These are heady days for Chief Compliance Officers. Over the last 20 years, the CCO has moved from the backwater of corporate offices to the front and center of the power structure.
We now have debates over the independence of the CCO from the legal function, the reporting obligations and the relationship between the CCO and the board.
There is no question that CCOs have gained in the corporate structure. But CCOs have to be careful on two important fronts – they cannot overpromise on results, and they have to deliver in tangible ways on the business side of the equation. If CCOs mess up big time, or if they fail to communicate realistic expectations, CCOs will quickly suffer the budget ax and retribution from the board and CEOs in response to any major legal violation or reputational issue.
Putting all of this in context, in Compliance 2.0, the CCO is at the heart of the compliance program. The CCO is the visionary, the keeper of the company’s culture, and the coordinator among all of the compliance functions. The CCO is the heartbeat of a compliance program, and has a lot on their shoulders.
In the Compliance 2.0 model, the CCO has to administer the ethics and compliance program by attending to all of the necessary functions and representing ethics and compliance at all stakeholder meetings. Internally, the CCO is the advocate for compliance and compliance resources.
Most importantly, the CCO has to secure an empowered position within the company. In the Compliance 2.0 model, the CCO reports to the CEO on a regular basis, sits as a member of the senior leadership team, and maintains line of sight across all of the corporate functions.
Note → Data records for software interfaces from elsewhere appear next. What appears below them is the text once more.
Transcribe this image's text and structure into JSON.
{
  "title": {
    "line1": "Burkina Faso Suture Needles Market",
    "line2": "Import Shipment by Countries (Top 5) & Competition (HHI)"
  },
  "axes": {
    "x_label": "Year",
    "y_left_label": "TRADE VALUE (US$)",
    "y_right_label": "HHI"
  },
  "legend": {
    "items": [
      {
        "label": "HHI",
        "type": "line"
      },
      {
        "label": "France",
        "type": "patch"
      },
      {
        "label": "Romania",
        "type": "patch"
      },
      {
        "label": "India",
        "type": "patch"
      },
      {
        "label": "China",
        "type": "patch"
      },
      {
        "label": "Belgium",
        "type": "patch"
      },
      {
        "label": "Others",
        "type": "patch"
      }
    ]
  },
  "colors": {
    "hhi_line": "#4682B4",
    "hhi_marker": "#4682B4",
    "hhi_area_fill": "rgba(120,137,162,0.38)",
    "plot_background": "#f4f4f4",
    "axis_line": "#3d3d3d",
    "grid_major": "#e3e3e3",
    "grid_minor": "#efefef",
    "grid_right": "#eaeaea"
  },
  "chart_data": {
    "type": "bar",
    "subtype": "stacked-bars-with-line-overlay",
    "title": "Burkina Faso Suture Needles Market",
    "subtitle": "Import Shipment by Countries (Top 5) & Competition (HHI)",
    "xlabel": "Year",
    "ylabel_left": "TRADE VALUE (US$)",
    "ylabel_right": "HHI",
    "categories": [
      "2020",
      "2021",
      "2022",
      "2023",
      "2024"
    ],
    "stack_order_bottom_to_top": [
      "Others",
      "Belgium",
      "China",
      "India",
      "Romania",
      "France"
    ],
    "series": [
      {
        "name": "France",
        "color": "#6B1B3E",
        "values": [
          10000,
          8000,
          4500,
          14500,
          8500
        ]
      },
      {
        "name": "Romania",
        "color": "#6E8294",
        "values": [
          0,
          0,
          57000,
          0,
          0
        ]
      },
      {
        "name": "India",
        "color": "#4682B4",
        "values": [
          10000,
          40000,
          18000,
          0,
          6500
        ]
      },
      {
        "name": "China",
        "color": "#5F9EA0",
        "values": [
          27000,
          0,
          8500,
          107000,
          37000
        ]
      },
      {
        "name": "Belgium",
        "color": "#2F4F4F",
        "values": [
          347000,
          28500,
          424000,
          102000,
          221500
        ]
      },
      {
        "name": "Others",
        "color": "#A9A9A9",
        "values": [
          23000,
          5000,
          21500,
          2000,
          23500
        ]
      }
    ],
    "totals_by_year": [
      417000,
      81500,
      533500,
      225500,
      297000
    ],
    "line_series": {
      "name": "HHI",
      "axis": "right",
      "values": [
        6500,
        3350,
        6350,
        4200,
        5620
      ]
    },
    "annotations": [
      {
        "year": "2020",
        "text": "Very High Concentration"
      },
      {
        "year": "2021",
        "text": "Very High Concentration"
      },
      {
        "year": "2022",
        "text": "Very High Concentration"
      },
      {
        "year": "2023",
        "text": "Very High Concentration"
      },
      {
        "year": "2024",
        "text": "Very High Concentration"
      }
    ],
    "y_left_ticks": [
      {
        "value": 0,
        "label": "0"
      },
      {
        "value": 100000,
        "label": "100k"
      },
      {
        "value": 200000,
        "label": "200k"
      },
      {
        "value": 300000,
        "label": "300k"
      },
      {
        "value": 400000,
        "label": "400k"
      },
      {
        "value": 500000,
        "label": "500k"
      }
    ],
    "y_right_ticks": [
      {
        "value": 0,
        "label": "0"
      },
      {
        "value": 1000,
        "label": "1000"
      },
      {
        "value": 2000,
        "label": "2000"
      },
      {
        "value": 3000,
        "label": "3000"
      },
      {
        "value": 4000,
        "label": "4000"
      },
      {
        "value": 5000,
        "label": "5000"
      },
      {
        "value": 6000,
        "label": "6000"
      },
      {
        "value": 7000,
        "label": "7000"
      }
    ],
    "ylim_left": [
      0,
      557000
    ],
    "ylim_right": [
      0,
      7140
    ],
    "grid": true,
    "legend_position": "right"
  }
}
The CCO’s relationship with the board of directors and the CEO set the tone for the compliance program. Like the Internal Auditor who has ready access to the Audit Committee and additional resources if needed, the CCO has to be treated in a similar manner. The CCO should report to the Audit Committee every quarter for at least 30 minutes, and then reserve a brief period of time for an executive session. Once a year, the CCO should report to the full board of directors.
The CCO is the guardian of the company’s ethical culture, and should be responsible for promoting its culture, monitoring the culture and reporting on the company’s culture to the CEO and the board. The CCO has to recognize that the company’s culture infuses every element of the company’s compliance program.
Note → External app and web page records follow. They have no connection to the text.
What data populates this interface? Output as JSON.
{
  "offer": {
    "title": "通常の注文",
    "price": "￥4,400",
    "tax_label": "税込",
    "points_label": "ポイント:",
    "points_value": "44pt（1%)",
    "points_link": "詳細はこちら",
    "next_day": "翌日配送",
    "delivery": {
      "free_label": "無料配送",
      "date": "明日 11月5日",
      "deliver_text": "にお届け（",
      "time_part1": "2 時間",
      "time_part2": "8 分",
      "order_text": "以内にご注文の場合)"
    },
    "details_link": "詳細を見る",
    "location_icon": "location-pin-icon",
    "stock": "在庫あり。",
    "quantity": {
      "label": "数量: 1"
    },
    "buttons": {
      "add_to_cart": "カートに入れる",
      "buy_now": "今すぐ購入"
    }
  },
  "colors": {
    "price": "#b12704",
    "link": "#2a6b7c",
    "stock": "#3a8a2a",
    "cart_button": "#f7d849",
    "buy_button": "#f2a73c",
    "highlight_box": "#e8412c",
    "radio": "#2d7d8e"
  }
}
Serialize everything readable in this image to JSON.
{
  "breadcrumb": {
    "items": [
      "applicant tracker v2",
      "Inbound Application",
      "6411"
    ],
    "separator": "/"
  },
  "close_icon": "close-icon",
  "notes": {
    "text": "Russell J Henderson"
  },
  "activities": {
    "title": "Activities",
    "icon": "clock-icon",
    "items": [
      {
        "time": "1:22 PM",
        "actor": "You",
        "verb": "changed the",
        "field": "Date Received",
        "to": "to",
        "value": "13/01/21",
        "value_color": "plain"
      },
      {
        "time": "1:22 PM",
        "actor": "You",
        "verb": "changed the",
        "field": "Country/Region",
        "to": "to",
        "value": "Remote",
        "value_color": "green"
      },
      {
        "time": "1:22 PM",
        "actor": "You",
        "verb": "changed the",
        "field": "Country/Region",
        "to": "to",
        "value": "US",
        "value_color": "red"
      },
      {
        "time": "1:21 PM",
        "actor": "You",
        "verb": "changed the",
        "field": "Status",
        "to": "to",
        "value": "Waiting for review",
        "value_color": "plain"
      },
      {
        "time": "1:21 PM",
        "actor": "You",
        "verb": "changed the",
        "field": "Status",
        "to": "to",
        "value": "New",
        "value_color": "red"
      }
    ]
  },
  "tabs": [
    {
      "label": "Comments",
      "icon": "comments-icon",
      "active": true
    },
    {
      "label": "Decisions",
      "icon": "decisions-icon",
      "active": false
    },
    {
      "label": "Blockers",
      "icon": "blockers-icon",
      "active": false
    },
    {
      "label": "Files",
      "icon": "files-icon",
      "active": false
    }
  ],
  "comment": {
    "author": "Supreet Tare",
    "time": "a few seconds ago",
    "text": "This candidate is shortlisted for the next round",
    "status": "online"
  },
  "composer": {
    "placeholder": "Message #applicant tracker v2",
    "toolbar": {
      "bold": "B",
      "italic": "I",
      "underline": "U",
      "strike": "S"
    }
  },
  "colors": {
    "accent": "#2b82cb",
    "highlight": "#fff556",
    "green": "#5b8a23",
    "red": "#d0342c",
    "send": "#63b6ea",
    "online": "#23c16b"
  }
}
In view of the CCO’s close working relationship with the CEO, the CCO has to push the CEO to maintain and promote the messaging surrounding the compliance program. In the end, the CEO’s performance and support of the company’s ethics and compliance program will depend on the CCO’s vigilance.
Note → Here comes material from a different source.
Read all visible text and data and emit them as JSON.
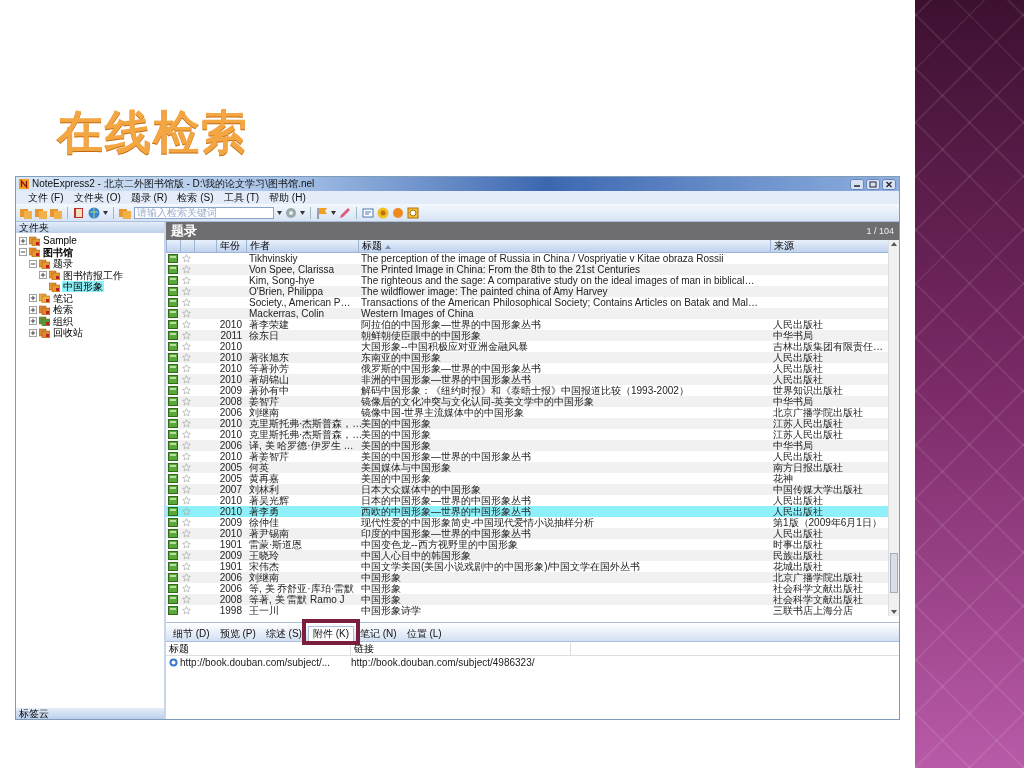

Aside from the CEO and the board, the CCO has to develop effective working relationships with critical components of the company’s support structure, including legal, human resources, internal audit, chief financial officer, comptroller, security, and information technology.
A CCO is a politician that has to know what he or she is talking about (unlike many of our politicians today). For example, the CCO has to manage an internal compliance committee, consisting of important functional leaders. This committee can be a very effective mechanism to ensure success with respect to the ethics and compliance program.
Just as important, the CCO is the ethics and compliance face for interacting with the company’s business operations. A CCO has to develop winning strategies for business and compliance, and move quickly beyond any strategy that relies on simply saying no to business managers. The key for every CCO is to develop a can-do attitude where solutions are found for most business problems.
The CCO’s role is continuing to evolve and the next five years will see more growth and influence in the corporate governance landscape. In Compliance 2.0, the CCO’s success depends on the CCO’s ability to define a vision and implement a plan, recognizing the need for support and assistance from other leaders and functions within the company.